The answer should be an exact copy of the data.
Content starts
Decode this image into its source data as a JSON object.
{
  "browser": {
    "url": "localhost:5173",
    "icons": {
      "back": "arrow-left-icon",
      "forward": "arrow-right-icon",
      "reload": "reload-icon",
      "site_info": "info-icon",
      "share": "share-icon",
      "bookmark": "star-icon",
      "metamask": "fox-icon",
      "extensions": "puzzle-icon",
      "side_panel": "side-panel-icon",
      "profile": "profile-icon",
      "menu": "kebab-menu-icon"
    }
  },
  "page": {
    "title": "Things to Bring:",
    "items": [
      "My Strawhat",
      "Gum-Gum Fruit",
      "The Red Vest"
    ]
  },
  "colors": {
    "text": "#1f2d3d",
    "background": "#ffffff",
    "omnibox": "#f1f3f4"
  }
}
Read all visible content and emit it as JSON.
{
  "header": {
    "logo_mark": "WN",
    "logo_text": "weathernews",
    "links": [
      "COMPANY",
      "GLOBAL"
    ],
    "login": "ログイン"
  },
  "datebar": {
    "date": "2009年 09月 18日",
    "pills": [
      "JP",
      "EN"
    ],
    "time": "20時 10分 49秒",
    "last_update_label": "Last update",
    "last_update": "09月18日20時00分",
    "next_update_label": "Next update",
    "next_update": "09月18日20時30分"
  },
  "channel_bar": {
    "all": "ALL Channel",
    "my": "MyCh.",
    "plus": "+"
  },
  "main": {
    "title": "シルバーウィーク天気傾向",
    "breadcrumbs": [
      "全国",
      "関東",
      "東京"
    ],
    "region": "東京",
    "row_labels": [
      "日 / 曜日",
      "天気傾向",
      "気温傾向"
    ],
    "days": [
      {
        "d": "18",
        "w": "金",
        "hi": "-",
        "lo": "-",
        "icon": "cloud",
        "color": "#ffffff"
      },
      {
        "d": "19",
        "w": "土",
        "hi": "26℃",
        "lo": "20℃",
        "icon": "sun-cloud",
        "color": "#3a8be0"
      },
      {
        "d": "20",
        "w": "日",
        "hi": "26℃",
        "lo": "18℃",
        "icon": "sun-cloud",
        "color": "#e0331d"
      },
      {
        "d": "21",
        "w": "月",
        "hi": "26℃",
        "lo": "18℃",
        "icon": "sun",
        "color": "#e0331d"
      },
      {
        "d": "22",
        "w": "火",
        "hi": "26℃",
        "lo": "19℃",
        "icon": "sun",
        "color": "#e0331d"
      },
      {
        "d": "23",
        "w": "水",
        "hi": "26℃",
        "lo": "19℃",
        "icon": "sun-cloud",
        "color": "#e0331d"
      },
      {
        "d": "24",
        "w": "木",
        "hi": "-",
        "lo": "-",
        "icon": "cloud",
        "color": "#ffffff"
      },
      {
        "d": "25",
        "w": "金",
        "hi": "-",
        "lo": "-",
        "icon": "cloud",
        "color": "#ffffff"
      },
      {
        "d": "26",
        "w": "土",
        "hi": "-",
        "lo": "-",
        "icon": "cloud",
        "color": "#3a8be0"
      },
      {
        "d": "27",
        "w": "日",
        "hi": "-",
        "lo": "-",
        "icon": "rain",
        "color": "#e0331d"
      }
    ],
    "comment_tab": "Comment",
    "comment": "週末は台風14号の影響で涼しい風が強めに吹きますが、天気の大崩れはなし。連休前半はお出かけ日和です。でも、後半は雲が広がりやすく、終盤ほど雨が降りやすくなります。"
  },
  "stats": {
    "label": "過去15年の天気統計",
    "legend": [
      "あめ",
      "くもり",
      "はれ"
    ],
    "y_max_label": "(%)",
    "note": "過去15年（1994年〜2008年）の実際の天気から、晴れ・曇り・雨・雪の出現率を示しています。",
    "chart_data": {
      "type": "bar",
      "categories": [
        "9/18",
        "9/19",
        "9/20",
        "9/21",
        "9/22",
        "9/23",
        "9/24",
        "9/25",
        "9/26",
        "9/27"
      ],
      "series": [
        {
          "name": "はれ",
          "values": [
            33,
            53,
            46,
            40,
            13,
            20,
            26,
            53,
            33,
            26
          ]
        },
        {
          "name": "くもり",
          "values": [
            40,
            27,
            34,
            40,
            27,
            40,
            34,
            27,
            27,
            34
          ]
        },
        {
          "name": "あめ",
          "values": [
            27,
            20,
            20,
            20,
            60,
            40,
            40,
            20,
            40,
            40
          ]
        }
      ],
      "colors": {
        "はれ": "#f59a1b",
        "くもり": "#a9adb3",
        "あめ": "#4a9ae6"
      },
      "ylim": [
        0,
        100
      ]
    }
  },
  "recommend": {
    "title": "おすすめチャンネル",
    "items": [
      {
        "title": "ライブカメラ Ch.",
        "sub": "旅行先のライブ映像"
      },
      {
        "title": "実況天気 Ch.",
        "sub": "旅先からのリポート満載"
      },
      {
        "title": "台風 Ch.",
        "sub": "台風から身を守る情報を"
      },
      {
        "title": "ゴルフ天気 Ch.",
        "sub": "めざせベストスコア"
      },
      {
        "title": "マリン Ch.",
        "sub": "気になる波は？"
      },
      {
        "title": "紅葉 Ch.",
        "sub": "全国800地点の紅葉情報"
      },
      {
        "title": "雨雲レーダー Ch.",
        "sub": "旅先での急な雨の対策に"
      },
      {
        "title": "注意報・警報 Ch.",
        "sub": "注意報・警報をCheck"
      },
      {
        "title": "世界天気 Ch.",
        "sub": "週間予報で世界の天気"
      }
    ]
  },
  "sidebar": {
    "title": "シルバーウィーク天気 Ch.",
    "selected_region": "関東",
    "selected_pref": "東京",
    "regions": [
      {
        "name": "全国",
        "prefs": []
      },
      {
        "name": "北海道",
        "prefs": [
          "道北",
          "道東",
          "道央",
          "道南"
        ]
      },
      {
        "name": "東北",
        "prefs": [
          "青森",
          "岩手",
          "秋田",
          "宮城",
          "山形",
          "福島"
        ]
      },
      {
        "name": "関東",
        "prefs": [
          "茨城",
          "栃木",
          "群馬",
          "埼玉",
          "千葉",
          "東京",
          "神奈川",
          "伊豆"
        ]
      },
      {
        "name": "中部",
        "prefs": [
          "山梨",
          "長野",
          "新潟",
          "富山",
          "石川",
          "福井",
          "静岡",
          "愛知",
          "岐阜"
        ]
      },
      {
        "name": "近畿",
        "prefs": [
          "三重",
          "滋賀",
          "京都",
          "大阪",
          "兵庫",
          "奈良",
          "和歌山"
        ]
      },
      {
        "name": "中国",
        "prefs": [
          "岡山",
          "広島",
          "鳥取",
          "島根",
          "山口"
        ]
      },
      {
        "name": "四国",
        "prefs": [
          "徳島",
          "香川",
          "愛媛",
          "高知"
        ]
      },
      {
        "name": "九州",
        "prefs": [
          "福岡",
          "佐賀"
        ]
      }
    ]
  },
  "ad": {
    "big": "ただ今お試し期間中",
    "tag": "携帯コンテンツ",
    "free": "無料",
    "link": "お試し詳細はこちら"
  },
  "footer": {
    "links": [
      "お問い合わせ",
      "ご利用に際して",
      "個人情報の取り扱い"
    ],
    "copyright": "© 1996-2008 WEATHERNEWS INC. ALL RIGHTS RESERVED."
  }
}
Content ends
» SOLUTION TO THE PROBLEM:
Decode this image into its source data as a JSON object.
{
  "browser": {
    "url": "localhost:5173",
    "icons": {
      "back": "arrow-left-icon",
      "forward": "arrow-right-icon",
      "reload": "reload-icon",
      "site_info": "info-icon",
      "share": "share-icon",
      "bookmark": "star-icon",
      "metamask": "fox-icon",
      "extensions": "puzzle-icon",
      "side_panel": "side-panel-icon",
      "profile": "profile-icon",
      "menu": "kebab-menu-icon"
    }
  },
  "page": {
    "title": "Things to Bring:",
    "items": [
      "My Strawhat",
      "Gum-Gum Fruit",
      "The Red Vest"
    ]
  },
  "colors": {
    "text": "#1f2d3d",
    "background": "#ffffff",
    "omnibox": "#f1f3f4"
  }
}
Read all visible content and emit it as JSON.
{
  "header": {
    "logo_mark": "WN",
    "logo_text": "weathernews",
    "links": [
      "COMPANY",
      "GLOBAL"
    ],
    "login": "ログイン"
  },
  "datebar": {
    "date": "2009年 09月 18日",
    "pills": [
      "JP",
      "EN"
    ],
    "time": "20時 10分 49秒",
    "last_update_label": "Last update",
    "last_update": "09月18日20時00分",
    "next_update_label": "Next update",
    "next_update": "09月18日20時30分"
  },
  "channel_bar": {
    "all": "ALL Channel",
    "my": "MyCh.",
    "plus": "+"
  },
  "main": {
    "title": "シルバーウィーク天気傾向",
    "breadcrumbs": [
      "全国",
      "関東",
      "東京"
    ],
    "region": "東京",
    "row_labels": [
      "日 / 曜日",
      "天気傾向",
      "気温傾向"
    ],
    "days": [
      {
        "d": "18",
        "w": "金",
        "hi": "-",
        "lo": "-",
        "icon": "cloud",
        "color": "#ffffff"
      },
      {
        "d": "19",
        "w": "土",
        "hi": "26℃",
        "lo": "20℃",
        "icon": "sun-cloud",
        "color": "#3a8be0"
      },
      {
        "d": "20",
        "w": "日",
        "hi": "26℃",
        "lo": "18℃",
        "icon": "sun-cloud",
        "color": "#e0331d"
      },
      {
        "d": "21",
        "w": "月",
        "hi": "26℃",
        "lo": "18℃",
        "icon": "sun",
        "color": "#e0331d"
      },
      {
        "d": "22",
        "w": "火",
        "hi": "26℃",
        "lo": "19℃",
        "icon": "sun",
        "color": "#e0331d"
      },
      {
        "d": "23",
        "w": "水",
        "hi": "26℃",
        "lo": "19℃",
        "icon": "sun-cloud",
        "color": "#e0331d"
      },
      {
        "d": "24",
        "w": "木",
        "hi": "-",
        "lo": "-",
        "icon": "cloud",
        "color": "#ffffff"
      },
      {
        "d": "25",
        "w": "金",
        "hi": "-",
        "lo": "-",
        "icon": "cloud",
        "color": "#ffffff"
      },
      {
        "d": "26",
        "w": "土",
        "hi": "-",
        "lo": "-",
        "icon": "cloud",
        "color": "#3a8be0"
      },
      {
        "d": "27",
        "w": "日",
        "hi": "-",
        "lo": "-",
        "icon": "rain",
        "color": "#e0331d"
      }
    ],
    "comment_tab": "Comment",
    "comment": "週末は台風14号の影響で涼しい風が強めに吹きますが、天気の大崩れはなし。連休前半はお出かけ日和です。でも、後半は雲が広がりやすく、終盤ほど雨が降りやすくなります。"
  },
  "stats": {
    "label": "過去15年の天気統計",
    "legend": [
      "あめ",
      "くもり",
      "はれ"
    ],
    "y_max_label": "(%)",
    "note": "過去15年（1994年〜2008年）の実際の天気から、晴れ・曇り・雨・雪の出現率を示しています。",
    "chart_data": {
      "type": "bar",
      "categories": [
        "9/18",
        "9/19",
        "9/20",
        "9/21",
        "9/22",
        "9/23",
        "9/24",
        "9/25",
        "9/26",
        "9/27"
      ],
      "series": [
        {
          "name": "はれ",
          "values": [
            33,
            53,
            46,
            40,
            13,
            20,
            26,
            53,
            33,
            26
          ]
        },
        {
          "name": "くもり",
          "values": [
            40,
            27,
            34,
            40,
            27,
            40,
            34,
            27,
            27,
            34
          ]
        },
        {
          "name": "あめ",
          "values": [
            27,
            20,
            20,
            20,
            60,
            40,
            40,
            20,
            40,
            40
          ]
        }
      ],
      "colors": {
        "はれ": "#f59a1b",
        "くもり": "#a9adb3",
        "あめ": "#4a9ae6"
      },
      "ylim": [
        0,
        100
      ]
    }
  },
  "recommend": {
    "title": "おすすめチャンネル",
    "items": [
      {
        "title": "ライブカメラ Ch.",
        "sub": "旅行先のライブ映像"
      },
      {
        "title": "実況天気 Ch.",
        "sub": "旅先からのリポート満載"
      },
      {
        "title": "台風 Ch.",
        "sub": "台風から身を守る情報を"
      },
      {
        "title": "ゴルフ天気 Ch.",
        "sub": "めざせベストスコア"
      },
      {
        "title": "マリン Ch.",
        "sub": "気になる波は？"
      },
      {
        "title": "紅葉 Ch.",
        "sub": "全国800地点の紅葉情報"
      },
      {
        "title": "雨雲レーダー Ch.",
        "sub": "旅先での急な雨の対策に"
      },
      {
        "title": "注意報・警報 Ch.",
        "sub": "注意報・警報をCheck"
      },
      {
        "title": "世界天気 Ch.",
        "sub": "週間予報で世界の天気"
      }
    ]
  },
  "sidebar": {
    "title": "シルバーウィーク天気 Ch.",
    "selected_region": "関東",
    "selected_pref": "東京",
    "regions": [
      {
        "name": "全国",
        "prefs": []
      },
      {
        "name": "北海道",
        "prefs": [
          "道北",
          "道東",
          "道央",
          "道南"
        ]
      },
      {
        "name": "東北",
        "prefs": [
          "青森",
          "岩手",
          "秋田",
          "宮城",
          "山形",
          "福島"
        ]
      },
      {
        "name": "関東",
        "prefs": [
          "茨城",
          "栃木",
          "群馬",
          "埼玉",
          "千葉",
          "東京",
          "神奈川",
          "伊豆"
        ]
      },
      {
        "name": "中部",
        "prefs": [
          "山梨",
          "長野",
          "新潟",
          "富山",
          "石川",
          "福井",
          "静岡",
          "愛知",
          "岐阜"
        ]
      },
      {
        "name": "近畿",
        "prefs": [
          "三重",
          "滋賀",
          "京都",
          "大阪",
          "兵庫",
          "奈良",
          "和歌山"
        ]
      },
      {
        "name": "中国",
        "prefs": [
          "岡山",
          "広島",
          "鳥取",
          "島根",
          "山口"
        ]
      },
      {
        "name": "四国",
        "prefs": [
          "徳島",
          "香川",
          "愛媛",
          "高知"
        ]
      },
      {
        "name": "九州",
        "prefs": [
          "福岡",
          "佐賀"
        ]
      }
    ]
  },
  "ad": {
    "big": "ただ今お試し期間中",
    "tag": "携帯コンテンツ",
    "free": "無料",
    "link": "お試し詳細はこちら"
  },
  "footer": {
    "links": [
      "お問い合わせ",
      "ご利用に際して",
      "個人情報の取り扱い"
    ],
    "copyright": "© 1996-2008 WEATHERNEWS INC. ALL RIGHTS RESERVED."
  }
}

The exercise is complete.